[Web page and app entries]
'''
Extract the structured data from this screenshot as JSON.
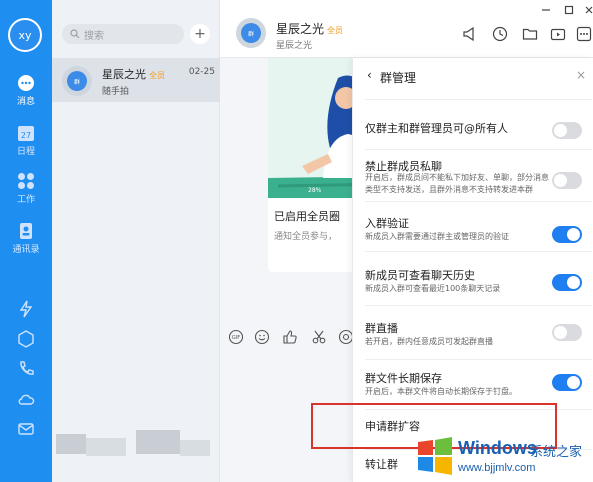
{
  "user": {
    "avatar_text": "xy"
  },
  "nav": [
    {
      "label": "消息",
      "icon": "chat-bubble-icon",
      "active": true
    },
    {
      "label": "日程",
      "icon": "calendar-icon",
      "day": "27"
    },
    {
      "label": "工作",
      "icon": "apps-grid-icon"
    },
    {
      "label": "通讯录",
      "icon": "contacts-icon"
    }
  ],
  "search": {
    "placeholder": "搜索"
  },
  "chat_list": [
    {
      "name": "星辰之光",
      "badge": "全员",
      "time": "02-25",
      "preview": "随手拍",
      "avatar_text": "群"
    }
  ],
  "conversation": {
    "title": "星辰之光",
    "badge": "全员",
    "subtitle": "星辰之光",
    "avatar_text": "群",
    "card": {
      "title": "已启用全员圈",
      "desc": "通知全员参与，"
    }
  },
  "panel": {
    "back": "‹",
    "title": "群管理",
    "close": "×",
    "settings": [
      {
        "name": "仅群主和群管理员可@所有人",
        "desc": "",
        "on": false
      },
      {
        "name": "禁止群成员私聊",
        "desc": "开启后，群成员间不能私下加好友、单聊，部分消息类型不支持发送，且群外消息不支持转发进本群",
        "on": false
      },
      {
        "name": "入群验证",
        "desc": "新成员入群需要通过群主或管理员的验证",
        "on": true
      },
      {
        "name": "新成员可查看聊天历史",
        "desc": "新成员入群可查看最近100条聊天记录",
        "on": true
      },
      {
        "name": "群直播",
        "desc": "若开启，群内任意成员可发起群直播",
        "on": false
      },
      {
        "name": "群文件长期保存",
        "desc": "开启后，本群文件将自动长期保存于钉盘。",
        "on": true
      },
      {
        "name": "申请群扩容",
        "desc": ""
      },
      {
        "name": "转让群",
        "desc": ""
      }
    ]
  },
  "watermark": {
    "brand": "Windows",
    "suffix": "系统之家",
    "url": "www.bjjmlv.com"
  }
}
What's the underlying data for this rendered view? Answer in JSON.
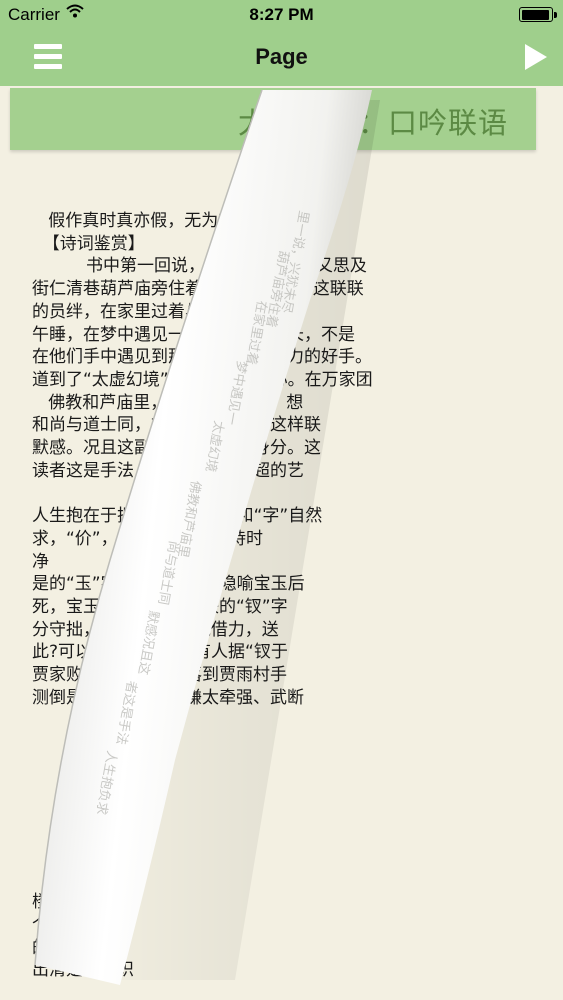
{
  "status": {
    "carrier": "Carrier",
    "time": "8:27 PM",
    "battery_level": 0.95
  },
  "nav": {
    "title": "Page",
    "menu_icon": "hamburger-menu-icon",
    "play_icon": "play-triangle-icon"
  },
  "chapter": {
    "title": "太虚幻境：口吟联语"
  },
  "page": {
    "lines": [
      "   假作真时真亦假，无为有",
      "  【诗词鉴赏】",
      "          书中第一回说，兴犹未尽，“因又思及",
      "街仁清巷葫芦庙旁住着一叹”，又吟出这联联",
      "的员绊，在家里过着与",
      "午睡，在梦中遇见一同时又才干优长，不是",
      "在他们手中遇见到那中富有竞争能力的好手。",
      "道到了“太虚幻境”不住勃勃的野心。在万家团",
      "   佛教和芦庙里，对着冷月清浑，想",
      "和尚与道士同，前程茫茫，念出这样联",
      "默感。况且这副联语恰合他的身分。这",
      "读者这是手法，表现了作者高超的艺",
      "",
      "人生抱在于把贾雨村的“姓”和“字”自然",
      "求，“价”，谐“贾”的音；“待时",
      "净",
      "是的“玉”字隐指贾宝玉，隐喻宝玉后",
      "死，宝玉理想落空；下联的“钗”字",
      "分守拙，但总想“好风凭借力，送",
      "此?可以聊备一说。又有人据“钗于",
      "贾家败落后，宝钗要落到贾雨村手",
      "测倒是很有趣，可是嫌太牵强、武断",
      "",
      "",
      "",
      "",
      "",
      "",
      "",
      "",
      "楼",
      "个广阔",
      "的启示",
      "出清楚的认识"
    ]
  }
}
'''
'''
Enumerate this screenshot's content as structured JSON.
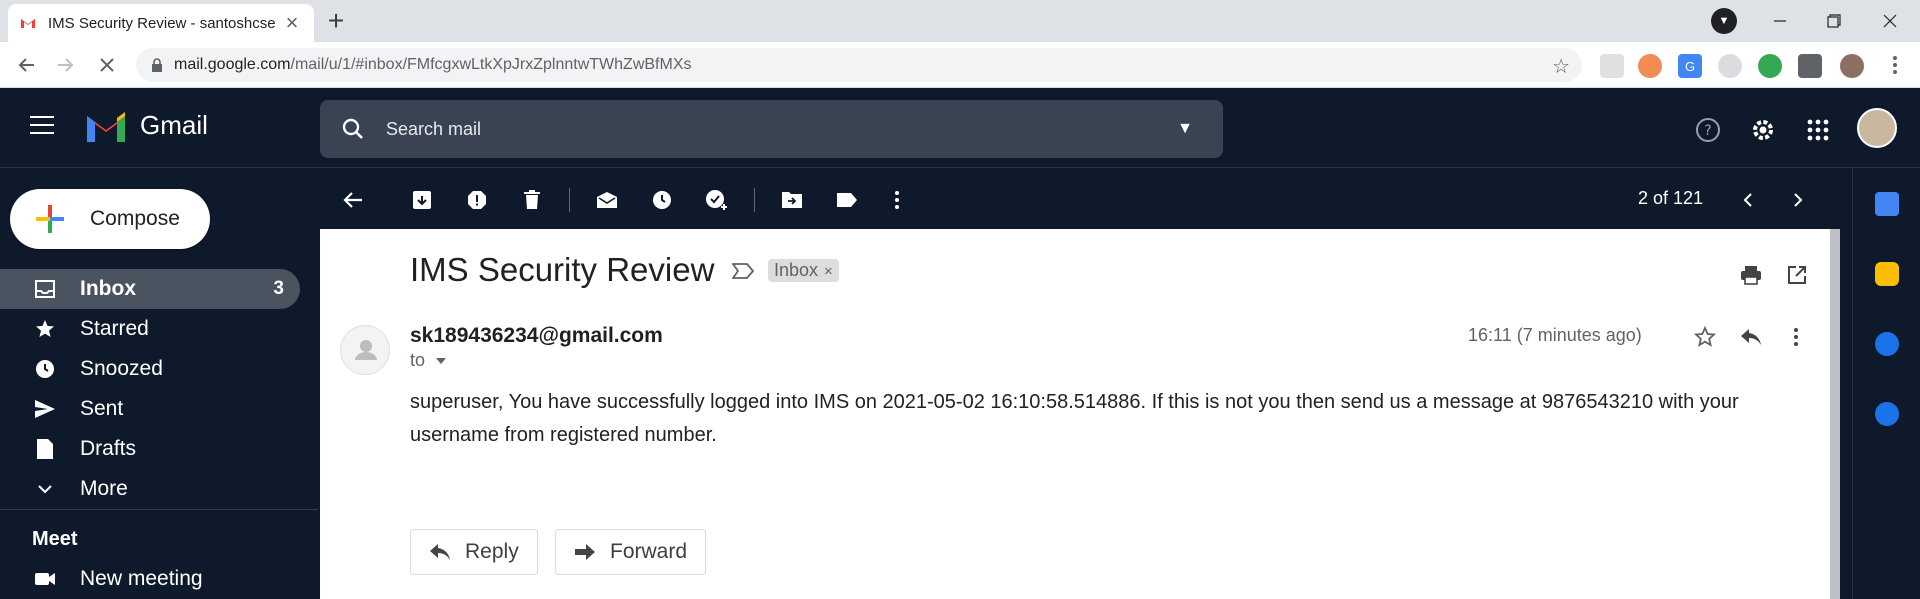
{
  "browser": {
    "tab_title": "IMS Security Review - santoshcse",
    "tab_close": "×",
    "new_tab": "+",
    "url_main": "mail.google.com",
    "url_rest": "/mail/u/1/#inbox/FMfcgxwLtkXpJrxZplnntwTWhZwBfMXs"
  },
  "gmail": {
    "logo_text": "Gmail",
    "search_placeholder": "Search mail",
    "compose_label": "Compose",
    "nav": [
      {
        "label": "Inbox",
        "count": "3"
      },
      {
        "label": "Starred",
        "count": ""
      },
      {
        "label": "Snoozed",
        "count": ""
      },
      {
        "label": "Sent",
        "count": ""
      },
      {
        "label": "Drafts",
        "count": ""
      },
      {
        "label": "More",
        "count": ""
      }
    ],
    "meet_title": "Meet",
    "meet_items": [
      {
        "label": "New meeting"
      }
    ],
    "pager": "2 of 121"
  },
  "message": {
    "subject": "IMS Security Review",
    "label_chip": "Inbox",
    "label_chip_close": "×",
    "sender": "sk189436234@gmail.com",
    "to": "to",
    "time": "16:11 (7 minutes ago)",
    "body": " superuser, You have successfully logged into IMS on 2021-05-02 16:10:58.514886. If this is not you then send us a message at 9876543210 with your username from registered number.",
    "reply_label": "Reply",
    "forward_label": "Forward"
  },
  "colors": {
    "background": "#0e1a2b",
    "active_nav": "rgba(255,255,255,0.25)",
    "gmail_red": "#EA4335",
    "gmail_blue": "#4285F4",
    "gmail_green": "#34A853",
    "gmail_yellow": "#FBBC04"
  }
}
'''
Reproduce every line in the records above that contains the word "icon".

■ ANSWER SPACE ■
      "icon": "chat-bubble-icon",
      "icon": "calendar-icon",
      "icon": "apps-grid-icon"
      "icon": "contacts-icon"
    "menu_icon": "hamburger-menu-icon",
    "play_icon": "play-triangle-icon"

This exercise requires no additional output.